Game Review: Build A Strategic Empire In Sony's PoxNora

Sony Online Entertainment’s PoxNora is a strategy RPG that was ported to Facebook just a few weeks ago, and we’ve had the chance to put the game through its paces. It’s a solid strategy game that demands a high level of patience and concentration to master. The multiplayer elements of the game are elaborate and require each player to spend a few hours playing the game. Think of popular collectible card games (CCGs) like Pokemon or Magic: The Gathering, but imagine them played across Facebook.

  • Title: PoxNora for Facebook
  • Genre: Strategy RPG, Collectible Card Game
  • Game Developer: Sony Online Entertainment
  • Game Publisher: Sony Online Entertainment
  • Released: 2010



Clean interface. Balanced gameplay. A wide assortment of cards and players. Casual and ranked match options.


Average sound effects. Not enough social features.

Full Review:


At its core, PoxNora is a game where users collect cards that have statistical values and pit them against one another in an attempt to defeat the other player. The cards themselves come in a variety of types, but the essential card is the “champion” card, which represents a character that can be placed on the game board. This hero can then be moved around based on his movement abilities, and augmented using other cards. Each turn, players get more cards from the deck, and are able to deploy those in battle. The ultimate goal is to defeat the other player by destroying their home base, which is represented as an orb on the playing field.
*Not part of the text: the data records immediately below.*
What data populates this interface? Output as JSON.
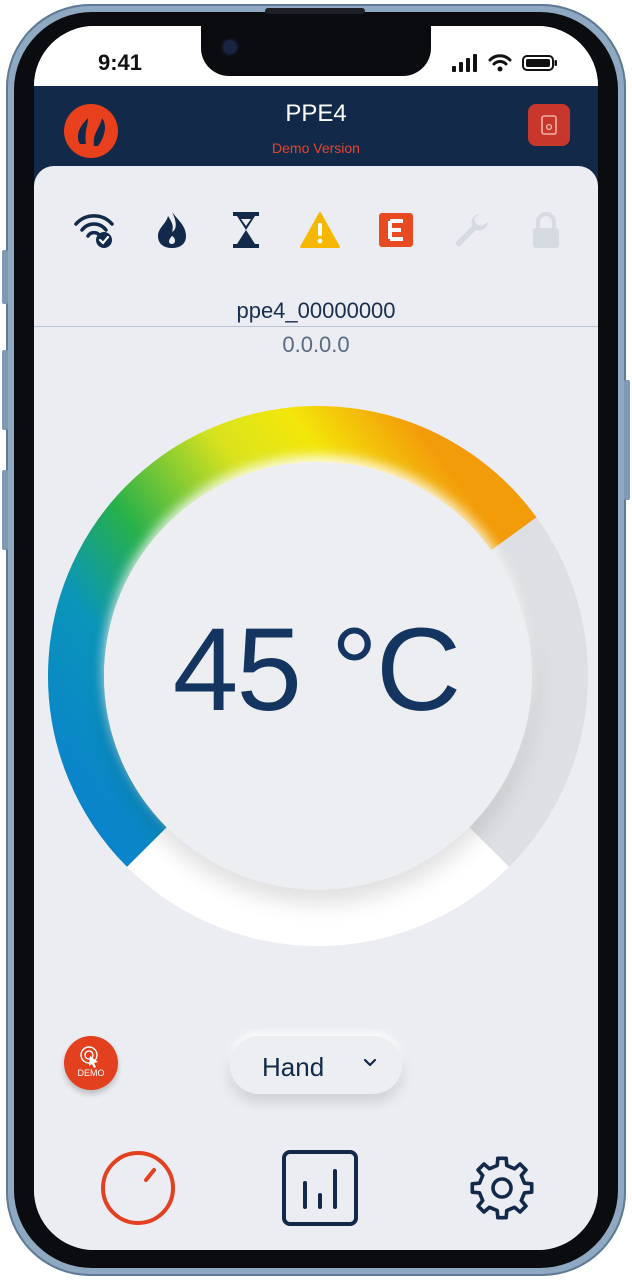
{
  "status_bar": {
    "time": "9:41"
  },
  "app_bar": {
    "title": "PPE4",
    "subtitle": "Demo Version"
  },
  "status_icons": [
    "wifi-connected-icon",
    "flame-icon",
    "hourglass-icon",
    "warning-icon",
    "error-e-icon",
    "wrench-icon",
    "lock-icon"
  ],
  "device": {
    "name": "ppe4_00000000",
    "ip": "0.0.0.0"
  },
  "gauge": {
    "temperature": "45 °C",
    "value": 45
  },
  "controls": {
    "demo_label": "DEMO",
    "mode": "Hand"
  },
  "bottom_nav": [
    "dial-icon",
    "chart-icon",
    "settings-icon"
  ],
  "colors": {
    "appbar": "#13294a",
    "accent": "#e2401e",
    "primary_text": "#13355f",
    "background": "#ebedf2"
  }
}
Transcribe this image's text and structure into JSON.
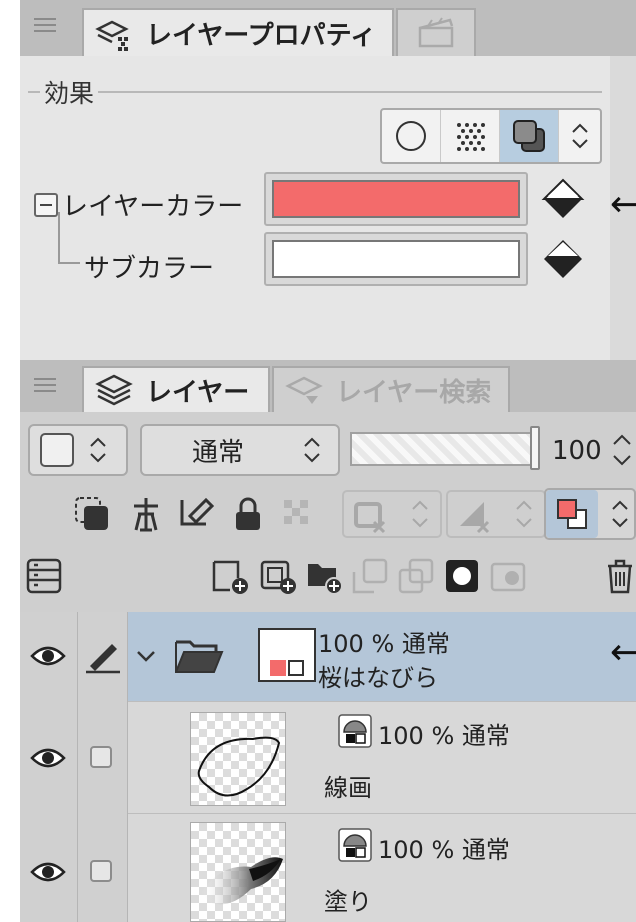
{
  "property_panel": {
    "tab_label": "レイヤープロパティ",
    "section_title": "効果",
    "layer_color_label": "レイヤーカラー",
    "layer_color": "#f36b6b",
    "sub_color_label": "サブカラー",
    "sub_color": "#ffffff"
  },
  "layer_panel": {
    "tab_label": "レイヤー",
    "search_tab_label": "レイヤー検索",
    "blend_mode": "通常",
    "opacity": "100",
    "layers": [
      {
        "blend": "100 % 通常",
        "name": "桜はなびら",
        "selected": true
      },
      {
        "blend": "100 % 通常",
        "name": "線画",
        "selected": false
      },
      {
        "blend": "100 % 通常",
        "name": "塗り",
        "selected": false
      }
    ]
  },
  "annotation_arrow": "←",
  "colors": {
    "selected_row": "#b4c6d8",
    "accent": "#f36b6b"
  }
}
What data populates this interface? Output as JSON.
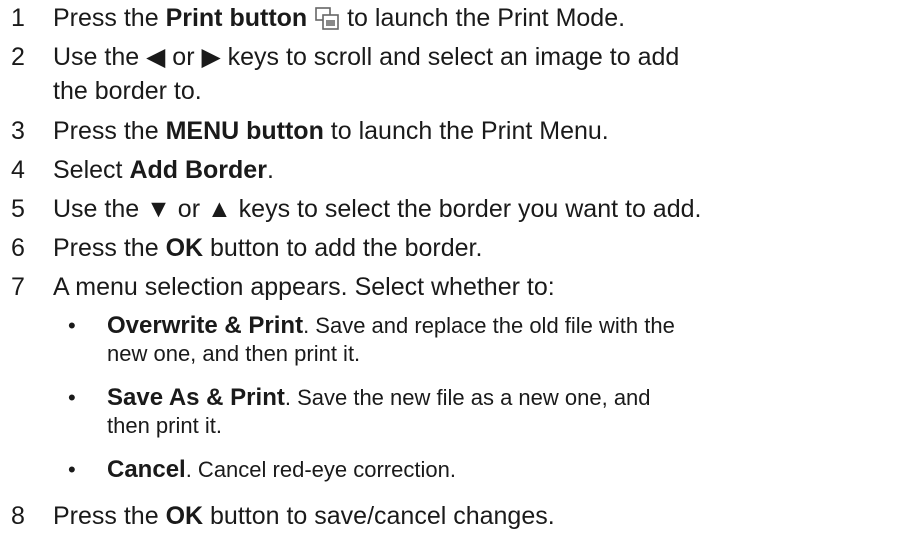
{
  "steps": [
    {
      "num": "1",
      "pre": "Press the ",
      "bold": "Print button",
      "post": " to launch the Print Mode.",
      "icon": "print-icon"
    },
    {
      "num": "2",
      "pre": "Use the ",
      "left_key": "◀",
      "mid": " or ",
      "right_key": "▶",
      "post": " keys to scroll and select an image to add",
      "line2": "the border to."
    },
    {
      "num": "3",
      "pre": "Press the ",
      "bold": "MENU button",
      "post": " to launch the Print Menu."
    },
    {
      "num": "4",
      "pre": "Select ",
      "bold": "Add Border",
      "post": "."
    },
    {
      "num": "5",
      "pre": "Use the ",
      "down_key": "▼",
      "mid": " or ",
      "up_key": "▲",
      "post": " keys to select the border you want to add."
    },
    {
      "num": "6",
      "pre": "Press the ",
      "bold": "OK",
      "post": " button to add the border."
    },
    {
      "num": "7",
      "text": "A menu selection appears. Select whether to:"
    },
    {
      "num": "8",
      "pre": "Press the ",
      "bold": "OK",
      "post": " button to save/cancel changes."
    }
  ],
  "options": [
    {
      "bullet": "•",
      "bold": "Overwrite & Print",
      "post": ". Save and replace the old file with the",
      "line2": "new one, and then print it."
    },
    {
      "bullet": "•",
      "bold": "Save As & Print",
      "post": ". Save the new file as a new one, and",
      "line2": "then print it."
    },
    {
      "bullet": "•",
      "bold": "Cancel",
      "post": ". Cancel red-eye correction."
    }
  ]
}
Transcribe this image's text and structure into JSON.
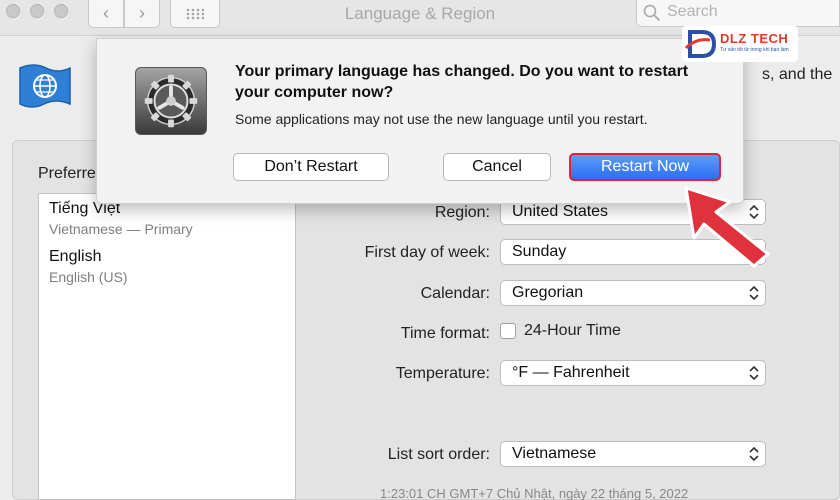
{
  "window": {
    "title": "Language & Region",
    "search_placeholder": "Search"
  },
  "behind_header_text": "s, and the",
  "preferred_label": "Preferre",
  "languages": [
    {
      "name": "Tiếng Việt",
      "sub": "Vietnamese — Primary"
    },
    {
      "name": "English",
      "sub": "English (US)"
    }
  ],
  "settings": {
    "region_label": "Region:",
    "region_value": "United States",
    "first_day_label": "First day of week:",
    "first_day_value": "Sunday",
    "calendar_label": "Calendar:",
    "calendar_value": "Gregorian",
    "time_format_label": "Time format:",
    "time_format_option": "24-Hour Time",
    "time_format_checked": false,
    "temperature_label": "Temperature:",
    "temperature_value": "°F — Fahrenheit",
    "sort_label": "List sort order:",
    "sort_value": "Vietnamese"
  },
  "clock_text": "1:23:01 CH GMT+7 Chủ Nhật, ngày 22 tháng 5, 2022",
  "dialog": {
    "title": "Your primary language has changed. Do you want to restart your computer now?",
    "body": "Some applications may not use the new language until you restart.",
    "dont_restart_label": "Don’t Restart",
    "cancel_label": "Cancel",
    "restart_now_label": "Restart Now"
  },
  "watermark": {
    "brand": "DLZ TECH",
    "tagline": "Tư vấn tốt từ trong khi bạn làm"
  },
  "colors": {
    "primary_button": "#2d6ff0",
    "highlight_border": "#d8263a",
    "annotation_arrow": "#e0323d"
  }
}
As the game continues, there are resources on the game board that can be obtained by either team, and those allow players to deploy their characters at the resource points. This makes the game essentially a competition to own the map, and proper strategy consists of a series of waves of attacks that slowly push the opposing team backwards. Strategy players will find the game extremely rewarding, as each character has a plethora of statistics and available moves, and each character is counterbalanced by another player in a paper-scissors-rock style. There is an immense amount of satisfaction in finally finishing an opponent after an hour long campaign, and the fact that you keep the cards you’ve gained means your empire builds not just within the battle, but for as long as you play the game.

There are various ways to play the game. Single player mode allows you to choose a bunch of campaigns where you play against the computer, and this is strongly recommended before you venture out to play against real players. The casual area allows you to play completely unranked matches, where players don’t lose cards. Ranked matches are where the experts go, and players who win increase their ranked score while the losing player loses their rank. These matches are extremely exciting and the fact that there is a lot on the line means you’d better reserve some time to pay attention before you start this. There is also a chat area where you can chat with other players who are online and waiting to start a game.


The presentation in PoxNora is excellent. The visuals across the game are good, and the clean interface makes it easy to get started. A tutorial mode has handy on screen overlays that point you in the direction of the various functions of the game (and there are many), and once you get the hang of it the PoxNora interface feels very intuitive. The graphics are nice, and the terrains of each of the maps (presented in an isometric view) are diverse and appealing. There is a mythology behind the PoxNora world, so you often find yourself battling in areas with a history, and the history may affect some of your characters on top of that.

The sounds are good, but not great. Spells and attacks have somewhat blunt sounds, and there isn’t a whole lot of variety. That said, it serves the purpose and does bring the game world to life in a way that other Facebook games lack.

An interesting element of PoxNora is that you can play the game on Facebook, on the web site, or download the game for your PC or Mac. All the games are completely interoperable, and the downloadable and site versions are more appealing to the eye because there’s more available real-estate (no Facebook frame around the game). Worth a shot and a nice feature that we’ll probably be seeing more of. Would love to have had a full-screen mode in the game as well a la Farmville, but seeing as the game uses Java it may be a bit tricker for developers.

Lasting Appeal:

The main element of lasting appeal for PoxNora is the multiplayer. Playing against real life opponents in a game of this caliber is a real treat, and something that will become more enjoyable the more you play it. The number of cards available to use is immense, and there are even special cards that you can only purchase. The collecter/gamer will love trying to complete his/her deck, and this game makes that a fun experience, because the more you play, the more cards you get. There are some extremely rare cards out there as well, and I’m sure we’ll see some of the black market sites offering players the ability to buy and sell them in no time.


The game is mostly about competition, and the social elements aren’t as plenty as they could be. When you go into the multiplayer room it’s pretty much a list of games that isn’t sortable, and that means it can be tough to find a specific type of game. The main social element other than chat is the Rune Trader, where I can post and see requested trades. This is pretty sweet, and allows me to find great cards and make deals, but isn’t really as social as it could be. I want to see clans and gifting bonuses, but those aren’t in this game.